Every line in the data below that holds "title" should be found and copied.

*** Opening of AVAILABLE DATA ***

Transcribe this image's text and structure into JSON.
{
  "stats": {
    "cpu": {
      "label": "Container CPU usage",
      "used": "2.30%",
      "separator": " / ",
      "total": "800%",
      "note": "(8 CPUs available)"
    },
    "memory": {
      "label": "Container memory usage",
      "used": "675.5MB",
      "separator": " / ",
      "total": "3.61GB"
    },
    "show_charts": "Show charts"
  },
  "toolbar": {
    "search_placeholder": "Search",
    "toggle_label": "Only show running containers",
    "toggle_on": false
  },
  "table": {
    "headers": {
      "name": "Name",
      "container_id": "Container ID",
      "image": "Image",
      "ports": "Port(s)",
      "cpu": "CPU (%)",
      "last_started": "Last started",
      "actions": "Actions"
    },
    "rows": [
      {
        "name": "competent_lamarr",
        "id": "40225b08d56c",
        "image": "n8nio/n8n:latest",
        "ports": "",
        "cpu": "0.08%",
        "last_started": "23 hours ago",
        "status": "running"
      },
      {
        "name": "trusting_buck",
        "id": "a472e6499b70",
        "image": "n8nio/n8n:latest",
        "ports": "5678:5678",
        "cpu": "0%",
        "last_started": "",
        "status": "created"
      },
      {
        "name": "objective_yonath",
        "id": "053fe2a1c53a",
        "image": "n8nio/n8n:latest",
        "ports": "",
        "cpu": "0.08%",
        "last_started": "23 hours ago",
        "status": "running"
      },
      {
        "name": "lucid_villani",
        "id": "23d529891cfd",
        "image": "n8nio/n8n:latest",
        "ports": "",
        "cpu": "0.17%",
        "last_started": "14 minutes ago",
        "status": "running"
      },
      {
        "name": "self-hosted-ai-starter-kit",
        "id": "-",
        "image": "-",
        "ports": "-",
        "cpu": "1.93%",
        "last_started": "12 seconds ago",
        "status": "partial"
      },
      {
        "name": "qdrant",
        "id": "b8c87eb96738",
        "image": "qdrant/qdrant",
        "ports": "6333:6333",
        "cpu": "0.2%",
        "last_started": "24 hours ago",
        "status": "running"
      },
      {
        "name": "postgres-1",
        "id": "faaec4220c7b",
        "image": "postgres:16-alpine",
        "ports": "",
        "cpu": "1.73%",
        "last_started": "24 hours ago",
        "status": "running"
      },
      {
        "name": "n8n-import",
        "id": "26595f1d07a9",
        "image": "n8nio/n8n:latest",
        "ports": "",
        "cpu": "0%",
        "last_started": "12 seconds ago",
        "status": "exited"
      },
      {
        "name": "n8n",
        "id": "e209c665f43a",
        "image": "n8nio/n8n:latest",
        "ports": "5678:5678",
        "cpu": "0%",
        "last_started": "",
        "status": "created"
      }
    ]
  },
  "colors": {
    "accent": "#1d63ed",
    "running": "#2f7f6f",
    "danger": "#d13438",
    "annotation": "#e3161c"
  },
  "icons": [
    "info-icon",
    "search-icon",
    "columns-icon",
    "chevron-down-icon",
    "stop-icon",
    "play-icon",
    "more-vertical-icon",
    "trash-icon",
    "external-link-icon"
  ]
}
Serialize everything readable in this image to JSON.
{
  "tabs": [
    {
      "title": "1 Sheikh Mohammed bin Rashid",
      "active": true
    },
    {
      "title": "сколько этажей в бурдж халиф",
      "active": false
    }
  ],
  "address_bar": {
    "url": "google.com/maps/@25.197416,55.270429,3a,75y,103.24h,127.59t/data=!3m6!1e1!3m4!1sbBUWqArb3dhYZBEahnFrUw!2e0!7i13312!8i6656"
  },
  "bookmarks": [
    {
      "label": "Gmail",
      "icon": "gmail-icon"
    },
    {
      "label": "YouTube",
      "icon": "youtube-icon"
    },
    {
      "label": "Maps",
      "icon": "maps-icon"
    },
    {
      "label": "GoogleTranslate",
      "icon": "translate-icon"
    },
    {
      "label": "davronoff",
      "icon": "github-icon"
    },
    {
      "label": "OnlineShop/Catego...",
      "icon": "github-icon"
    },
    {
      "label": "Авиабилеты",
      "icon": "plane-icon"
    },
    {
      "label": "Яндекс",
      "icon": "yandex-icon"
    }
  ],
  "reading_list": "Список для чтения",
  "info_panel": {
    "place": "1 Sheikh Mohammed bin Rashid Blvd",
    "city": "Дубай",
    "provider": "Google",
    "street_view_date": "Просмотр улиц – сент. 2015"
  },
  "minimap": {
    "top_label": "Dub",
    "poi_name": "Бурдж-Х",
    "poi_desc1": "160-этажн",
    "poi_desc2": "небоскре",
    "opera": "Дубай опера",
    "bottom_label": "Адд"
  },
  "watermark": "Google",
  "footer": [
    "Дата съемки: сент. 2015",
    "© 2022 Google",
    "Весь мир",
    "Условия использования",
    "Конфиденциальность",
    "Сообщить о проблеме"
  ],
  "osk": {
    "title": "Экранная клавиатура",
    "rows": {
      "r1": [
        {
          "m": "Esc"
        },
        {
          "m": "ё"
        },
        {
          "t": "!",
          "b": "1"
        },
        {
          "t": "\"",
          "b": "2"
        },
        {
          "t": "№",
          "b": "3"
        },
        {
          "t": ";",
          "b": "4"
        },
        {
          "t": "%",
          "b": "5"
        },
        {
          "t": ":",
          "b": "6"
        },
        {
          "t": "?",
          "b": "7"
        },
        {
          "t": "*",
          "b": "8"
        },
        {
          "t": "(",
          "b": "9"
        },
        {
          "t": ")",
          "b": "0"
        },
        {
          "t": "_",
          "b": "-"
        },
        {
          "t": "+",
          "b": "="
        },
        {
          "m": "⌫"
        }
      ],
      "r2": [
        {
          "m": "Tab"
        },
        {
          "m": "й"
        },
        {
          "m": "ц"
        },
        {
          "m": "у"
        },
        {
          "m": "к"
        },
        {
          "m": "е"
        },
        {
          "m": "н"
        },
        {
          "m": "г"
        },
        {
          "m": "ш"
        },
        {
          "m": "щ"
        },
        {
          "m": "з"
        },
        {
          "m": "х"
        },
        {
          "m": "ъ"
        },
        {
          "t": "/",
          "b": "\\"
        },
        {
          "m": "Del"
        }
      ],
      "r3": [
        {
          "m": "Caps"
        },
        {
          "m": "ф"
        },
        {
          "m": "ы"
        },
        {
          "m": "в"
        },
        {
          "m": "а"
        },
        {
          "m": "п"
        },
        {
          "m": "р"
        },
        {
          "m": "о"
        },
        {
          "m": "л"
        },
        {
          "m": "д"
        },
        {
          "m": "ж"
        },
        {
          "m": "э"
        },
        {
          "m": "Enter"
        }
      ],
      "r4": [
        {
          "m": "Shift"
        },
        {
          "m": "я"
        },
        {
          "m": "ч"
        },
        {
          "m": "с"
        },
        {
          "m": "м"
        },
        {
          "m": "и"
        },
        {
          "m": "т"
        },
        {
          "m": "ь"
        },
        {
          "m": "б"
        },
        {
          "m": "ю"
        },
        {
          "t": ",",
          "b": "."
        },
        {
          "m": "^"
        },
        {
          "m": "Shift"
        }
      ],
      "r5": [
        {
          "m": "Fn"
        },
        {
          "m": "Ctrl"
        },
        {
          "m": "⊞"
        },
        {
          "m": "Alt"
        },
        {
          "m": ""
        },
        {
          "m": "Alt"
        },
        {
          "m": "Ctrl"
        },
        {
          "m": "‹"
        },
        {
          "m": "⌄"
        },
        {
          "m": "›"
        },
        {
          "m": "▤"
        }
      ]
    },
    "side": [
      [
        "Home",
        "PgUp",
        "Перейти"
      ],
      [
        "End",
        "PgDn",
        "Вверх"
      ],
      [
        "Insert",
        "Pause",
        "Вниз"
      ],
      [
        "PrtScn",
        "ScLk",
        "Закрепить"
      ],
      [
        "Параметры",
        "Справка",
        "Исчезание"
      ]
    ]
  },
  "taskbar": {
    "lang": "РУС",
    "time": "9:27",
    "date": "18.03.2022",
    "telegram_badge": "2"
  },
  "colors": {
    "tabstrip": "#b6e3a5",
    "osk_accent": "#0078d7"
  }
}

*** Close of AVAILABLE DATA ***

EXERCISE ANSWER:
      "title": "1 Sheikh Mohammed bin Rashid",
      "title": "сколько этажей в бурдж халиф",
    "title": "Экранная клавиатура",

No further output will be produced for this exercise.